Thanks to the authors of the amazing Mobile CSP curriculum and book (coming to Runestone for Fall 2021) and the hard work of Ralph Morelli we will have a great addition to the runestone library, and the ability to use blockly in your textbooks. I think this is awesome for beginners and I’ve always wanted to update The How to Think Like a Computer Scientist (HTTLACS) book to illustrate each new programming construct in Blockly first. I think this is a really cool way to give students a visual understanding of loops and conditionals before they see the syntax.

As is usually the case with all things Runestone we start small, and then iterate, so if you are into blockly and would like to help evolve this new component (which goes by quizly in the source) we would love to have your help.

Fixing Bugs and Even Smaller Projects

Many small coding projects are available on Runestone and are identified as issues. These issues are all typically tagged with the “Good First Issue” and or “Help Wanted” tags. I try to identify these projects this way because they are good starter projects that can get you into the Runestone system. See

Video Production Anyone?

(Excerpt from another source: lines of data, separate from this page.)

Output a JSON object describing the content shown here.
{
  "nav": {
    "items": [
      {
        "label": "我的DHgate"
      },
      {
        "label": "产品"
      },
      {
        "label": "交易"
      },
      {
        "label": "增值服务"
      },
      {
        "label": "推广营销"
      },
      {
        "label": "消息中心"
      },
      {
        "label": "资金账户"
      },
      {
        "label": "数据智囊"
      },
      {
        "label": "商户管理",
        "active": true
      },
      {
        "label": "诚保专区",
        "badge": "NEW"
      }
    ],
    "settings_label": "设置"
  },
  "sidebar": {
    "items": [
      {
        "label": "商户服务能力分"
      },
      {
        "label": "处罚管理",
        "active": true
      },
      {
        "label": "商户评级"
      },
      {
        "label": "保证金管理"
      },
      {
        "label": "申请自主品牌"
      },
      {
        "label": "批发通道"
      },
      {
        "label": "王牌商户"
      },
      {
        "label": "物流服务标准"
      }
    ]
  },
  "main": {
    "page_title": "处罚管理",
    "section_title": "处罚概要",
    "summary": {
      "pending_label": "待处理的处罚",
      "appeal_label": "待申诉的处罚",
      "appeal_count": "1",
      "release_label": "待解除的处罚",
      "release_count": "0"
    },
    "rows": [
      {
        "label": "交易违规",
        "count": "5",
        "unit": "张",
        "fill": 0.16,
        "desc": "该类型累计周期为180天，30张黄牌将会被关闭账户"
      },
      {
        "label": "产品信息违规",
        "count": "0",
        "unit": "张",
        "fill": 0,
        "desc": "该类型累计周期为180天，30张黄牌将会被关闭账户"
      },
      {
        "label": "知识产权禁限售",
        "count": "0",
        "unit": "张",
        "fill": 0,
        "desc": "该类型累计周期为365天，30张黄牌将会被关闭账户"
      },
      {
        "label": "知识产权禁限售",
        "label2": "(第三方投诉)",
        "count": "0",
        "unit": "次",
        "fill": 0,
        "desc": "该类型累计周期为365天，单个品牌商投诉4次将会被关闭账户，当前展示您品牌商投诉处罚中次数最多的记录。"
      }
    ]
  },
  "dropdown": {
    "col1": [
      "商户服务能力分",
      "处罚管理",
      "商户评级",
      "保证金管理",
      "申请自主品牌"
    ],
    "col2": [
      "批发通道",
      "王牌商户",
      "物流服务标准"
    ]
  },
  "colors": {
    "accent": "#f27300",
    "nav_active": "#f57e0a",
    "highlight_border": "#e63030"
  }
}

The YouTube videos that accompany the HTTLACS book are very popular on YouTube, but I consistently get complaints about their resolution. Unfortunately the original recordings are 8 years old at least, and have been lost through many migrations of computers. They also feature version 0.1 of Runestone so that pages don’t match at all anymore. My new years resolution for 2021 was to work on one of these a week. So far we are at week 17 of 2021 and I have redone exactly 0 videos. If you would like to try your hand at re-recording any of these I would love it! You can just take the transcript of an existing video and work your way through it.

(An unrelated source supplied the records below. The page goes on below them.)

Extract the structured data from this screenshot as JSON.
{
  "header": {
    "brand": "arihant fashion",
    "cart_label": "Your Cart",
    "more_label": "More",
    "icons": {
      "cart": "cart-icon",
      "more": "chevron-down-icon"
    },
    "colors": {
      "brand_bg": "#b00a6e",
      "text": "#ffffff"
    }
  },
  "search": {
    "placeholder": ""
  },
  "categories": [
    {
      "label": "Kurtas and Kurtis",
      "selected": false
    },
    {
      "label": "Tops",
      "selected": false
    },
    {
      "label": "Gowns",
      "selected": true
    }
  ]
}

How You Can Help

Runestone is an Open Source project. Everything on Runestone is freely available as part of our Github Organization. Summer may be a good time for you to help hack on something, test something, or write something! I would be happy to have help on any and all projects. Funded or not it does not matter to me. I only point out the funded projects to show how awesome it is that some big partners have put their faith and money behind Runestone to keep it sustainable.

You do not have to be an expert coder to help out. We welcome people of all abilities to our community and would be grateful for your help.

Another way you can provide coding help to Runestone is to consider us as an option for a student capstone project. We have had great success in working with students at Berea college and other colleges that have adopted Runestone for their capstone course. Many of the projects identified above would be great as capstone projects for a group of students. The students really love, especially if they have benefitted from using a Runestone book as part of their education. This is a pathway for them to give back to a project that has helped them.

Another way you can help is to talk to encourage your department to budget some money to help support Runestone. I’ve heard from a number of instructors this spring asking about this, and I’m very grateful. We are happy to send an invoice for whatever amount you decide. Other departments have decided to charge a lab fee of $10.00 for the course, and have designated part or all of the per student lab fee to go to Runestone. We are happy to work with you on billing and payment!